Maundy Thursday: Service of Word & Sacrament
Holy Saturday: Vigil of Easter
A vigil is a service of Scripture readings and prayers in which believers vigilantly and eagerly wait and watch for the celebration of the Savior’s deliverance. The Easter Vigil is the most well-known and historic of the Church’s vigils. In fact, in its general structure, it is one of the most ancient services of the Christian Church. Early records indicate that it may have been celebrated in Jerusalem already by the second century, and from there it soon spread to the rest of the church.
From its beginnings, the Easter Vigil was closely connected to Holy Baptism. In the pagan world, a conversion to Christianity meant making a clean break from one’s former lifestyle. It also meant facing difficult times, perhaps even death. The instruction of adults was, therefore, intensive and thorough, practical as well as intellectual. The instruction intensified during the season of Lent, as catechumens pondered not only the Savior’s battle with evil, but also their own battle with Satan and his forces. At the Easter Vigil converts were baptized, confirmed, and received their first communion.
The Easter Vigil consists of four parts: the Service of Light, the Service of Lessons, the Service of Baptism, and the Service of Holy Communion:
Holy Week Matins ~ Holy Friday
Holy Week ~ 2016 Paschal Triduum
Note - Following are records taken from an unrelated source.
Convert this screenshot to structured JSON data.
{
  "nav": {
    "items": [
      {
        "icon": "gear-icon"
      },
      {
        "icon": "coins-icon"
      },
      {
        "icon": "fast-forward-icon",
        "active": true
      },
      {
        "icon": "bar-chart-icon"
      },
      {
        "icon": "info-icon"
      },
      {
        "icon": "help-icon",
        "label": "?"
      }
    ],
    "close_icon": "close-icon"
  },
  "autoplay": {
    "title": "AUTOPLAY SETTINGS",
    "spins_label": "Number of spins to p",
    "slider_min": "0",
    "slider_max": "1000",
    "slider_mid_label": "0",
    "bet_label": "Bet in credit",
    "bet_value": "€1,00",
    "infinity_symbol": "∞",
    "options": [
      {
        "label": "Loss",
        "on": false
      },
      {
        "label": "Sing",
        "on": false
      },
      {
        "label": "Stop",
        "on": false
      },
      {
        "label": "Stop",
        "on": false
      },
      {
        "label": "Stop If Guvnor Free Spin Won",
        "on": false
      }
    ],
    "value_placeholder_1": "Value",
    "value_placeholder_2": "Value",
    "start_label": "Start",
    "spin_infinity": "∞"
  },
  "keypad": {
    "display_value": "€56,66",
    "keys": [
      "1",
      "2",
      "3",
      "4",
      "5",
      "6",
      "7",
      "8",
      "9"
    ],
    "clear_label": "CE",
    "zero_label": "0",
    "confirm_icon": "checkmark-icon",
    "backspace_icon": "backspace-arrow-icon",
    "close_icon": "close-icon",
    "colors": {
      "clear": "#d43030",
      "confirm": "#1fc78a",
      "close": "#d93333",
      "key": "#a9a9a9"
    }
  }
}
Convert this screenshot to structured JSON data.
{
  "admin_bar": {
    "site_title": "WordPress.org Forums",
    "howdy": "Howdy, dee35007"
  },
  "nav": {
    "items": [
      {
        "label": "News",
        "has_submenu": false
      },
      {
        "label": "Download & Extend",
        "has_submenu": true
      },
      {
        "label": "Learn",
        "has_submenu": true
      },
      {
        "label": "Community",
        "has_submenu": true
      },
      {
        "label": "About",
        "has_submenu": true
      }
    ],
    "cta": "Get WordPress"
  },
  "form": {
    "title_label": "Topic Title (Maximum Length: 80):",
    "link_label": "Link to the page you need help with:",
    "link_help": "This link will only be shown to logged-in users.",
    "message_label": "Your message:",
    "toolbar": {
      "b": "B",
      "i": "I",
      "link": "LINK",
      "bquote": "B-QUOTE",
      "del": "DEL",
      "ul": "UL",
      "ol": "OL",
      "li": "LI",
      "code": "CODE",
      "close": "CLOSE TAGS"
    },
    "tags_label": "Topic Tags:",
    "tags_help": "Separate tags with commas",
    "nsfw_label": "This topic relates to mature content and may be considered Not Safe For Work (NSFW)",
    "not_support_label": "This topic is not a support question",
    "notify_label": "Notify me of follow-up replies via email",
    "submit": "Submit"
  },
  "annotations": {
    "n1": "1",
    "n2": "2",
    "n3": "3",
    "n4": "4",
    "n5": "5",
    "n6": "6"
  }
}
The enormous significance on Christ’s suffering, death, and resurrection has always been the central focus of Christian worship. Prior to the fourth century, Easter Day itself included all three emphases, but thereafter they were distributed over three days of special observance, which St. Augustine of Hippo called “the most holy triduum (“three days”) of the crucified, buried, and risen Lord.” These days have long been understood as the climax of the church’s year. We hope you notice the close connection between the three services of Maundy Thursday (Institution of the Lord’s Supper), Good Friday (Christ’s death), and Holy Saturday, known as the Vigil of Easter (Christ buried in the tomb). Each of these services connects, one into another. For this reason, all three services are included in this folder. This is also the reason that the service this evening, as well as tomorrow evening, does not include a blessing. That blessing will come at the end of the third service—Easter Vigil—which we will celebrate at sunrise on Easter morning.